▶ **MATERIALS PROVIDED**
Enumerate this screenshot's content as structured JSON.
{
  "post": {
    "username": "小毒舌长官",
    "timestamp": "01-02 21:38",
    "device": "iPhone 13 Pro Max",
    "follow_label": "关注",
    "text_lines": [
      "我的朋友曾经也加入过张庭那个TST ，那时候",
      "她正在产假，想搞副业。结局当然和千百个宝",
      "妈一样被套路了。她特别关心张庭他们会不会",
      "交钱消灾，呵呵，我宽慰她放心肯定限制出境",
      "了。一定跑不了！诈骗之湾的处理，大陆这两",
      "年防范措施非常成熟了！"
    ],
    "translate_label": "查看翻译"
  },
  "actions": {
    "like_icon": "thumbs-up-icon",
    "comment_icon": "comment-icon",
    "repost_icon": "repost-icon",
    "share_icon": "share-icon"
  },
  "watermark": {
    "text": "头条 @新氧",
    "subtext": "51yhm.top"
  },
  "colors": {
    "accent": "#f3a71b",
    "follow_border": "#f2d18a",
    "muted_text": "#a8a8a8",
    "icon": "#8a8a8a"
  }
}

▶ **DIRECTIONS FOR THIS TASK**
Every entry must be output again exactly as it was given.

▶ **ANSWER BELOW**
Enumerate this screenshot's content as structured JSON.
{
  "post": {
    "username": "小毒舌长官",
    "timestamp": "01-02 21:38",
    "device": "iPhone 13 Pro Max",
    "follow_label": "关注",
    "text_lines": [
      "我的朋友曾经也加入过张庭那个TST ，那时候",
      "她正在产假，想搞副业。结局当然和千百个宝",
      "妈一样被套路了。她特别关心张庭他们会不会",
      "交钱消灾，呵呵，我宽慰她放心肯定限制出境",
      "了。一定跑不了！诈骗之湾的处理，大陆这两",
      "年防范措施非常成熟了！"
    ],
    "translate_label": "查看翻译"
  },
  "actions": {
    "like_icon": "thumbs-up-icon",
    "comment_icon": "comment-icon",
    "repost_icon": "repost-icon",
    "share_icon": "share-icon"
  },
  "watermark": {
    "text": "头条 @新氧",
    "subtext": "51yhm.top"
  },
  "colors": {
    "accent": "#f3a71b",
    "follow_border": "#f2d18a",
    "muted_text": "#a8a8a8",
    "icon": "#8a8a8a"
  }
}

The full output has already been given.